There are significant concerns regarding the retention and recruitment of staff in the primary care/GP sector where “it’s been almost impossible to recruit” and the impact on community and the flow-on effects to the local hospital and ED are very concerning.
“We really need to step outside the box to create incentives for more clinicians to move to regional and rural areas.“
Suggestions included offering more attractive packages (industrial/education/upskilling/family) that are significantly better than what’s on offer in metropolitan EDs.
Another rural clinician said: “Although emergency physicians and hospital doctors in subregional sites have the AMA EBA, this needs to include much better incentives for rural (loadings in the order of 10-25 percent). Smaller rural sites have no access to awards.
“Also, rural GPs working as VMOs desperately need a state-wide award which offers them some security and fair conditions, with scaled incentives which increaser with distance or isolation from metro centres…the devolving of governance to local sites has had a generally negative impact on working conditions.
“Currently, new services in metro areas like the telehealth providers, are acting in direct competition for limited staff. This will see many clinicians choosing to work from their living rooms, so why travel three or four hours from home and have to stay away from family? How can we compete with that when the pay-scales are virtually the same?”
Some colleagues suggested partnering with metropolitan health systems and having co-contracts with additional incentives for time spent in regional areas and contracts stipulate rotations to partnered regional areas at senior and junior levels. However, this would have to be supported by the large metropolitan facilities, which are also struggling to maintain their staffing levels.
Scaled financial incentives increasing with distance or isolation from metropolitan centres may help. This should not just be hospital-based but should be strongly advocated for GPs specifically as well.
Concerningly, most colleagues did not feel optimistic about whether the needs of regional and rural areas would be met.
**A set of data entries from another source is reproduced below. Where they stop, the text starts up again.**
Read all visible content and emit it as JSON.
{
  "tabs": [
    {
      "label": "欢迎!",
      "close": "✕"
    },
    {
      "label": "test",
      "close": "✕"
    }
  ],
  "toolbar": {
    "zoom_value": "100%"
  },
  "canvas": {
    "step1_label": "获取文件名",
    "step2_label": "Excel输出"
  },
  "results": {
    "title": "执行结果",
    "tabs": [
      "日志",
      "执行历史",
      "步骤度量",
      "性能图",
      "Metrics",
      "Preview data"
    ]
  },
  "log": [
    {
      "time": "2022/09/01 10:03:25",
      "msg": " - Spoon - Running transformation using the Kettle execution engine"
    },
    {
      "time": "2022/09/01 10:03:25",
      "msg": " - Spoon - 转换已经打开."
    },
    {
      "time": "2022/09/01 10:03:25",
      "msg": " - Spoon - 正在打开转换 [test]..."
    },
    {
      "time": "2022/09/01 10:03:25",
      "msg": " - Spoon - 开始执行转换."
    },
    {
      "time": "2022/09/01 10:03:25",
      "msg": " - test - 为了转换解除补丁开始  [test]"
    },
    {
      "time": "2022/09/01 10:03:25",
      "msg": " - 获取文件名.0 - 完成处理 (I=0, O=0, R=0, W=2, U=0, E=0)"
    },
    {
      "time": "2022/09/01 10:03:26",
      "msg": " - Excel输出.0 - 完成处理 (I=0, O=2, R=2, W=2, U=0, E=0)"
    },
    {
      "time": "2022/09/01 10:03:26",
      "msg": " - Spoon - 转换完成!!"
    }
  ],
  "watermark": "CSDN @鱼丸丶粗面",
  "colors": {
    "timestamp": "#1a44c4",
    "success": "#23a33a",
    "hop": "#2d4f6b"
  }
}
Said one colleague: “Regional and rural care never receives adequate attention and funding, and this election has been no different. Unfortunately, rural medicine is not very sexy when it comes to elections, and it often just highlights the limited resources offered to small regional centres.
“We all have hoped that our politicians and policy developers will see beyond the outer suburbs of Melbourne, the borderline electorates and will start to actively engage with rural clinicians and providers about what will make a difference. But we need more than hope; we need a bit of help also.”
Dr Simon Judkins is a regular contributor to Croakey and works in rural Victoria.
See Croakey’s archive of articles on health workforce matters.
One of the big problems in recruiting in rural areas is the lack of other doctors. It can mean no time off. No one to discuss cases with. Terrifying to a younger doctor.
Overseas locums i have talked to consider they are very lucky if there is a hospital with specialists to talk to within an hour of their practice.
I understand that your premier has announced the biggest hospital development in Australia! Like it’s big and beautiful with lots more beds. I hope he will also have enough staff to use the beds.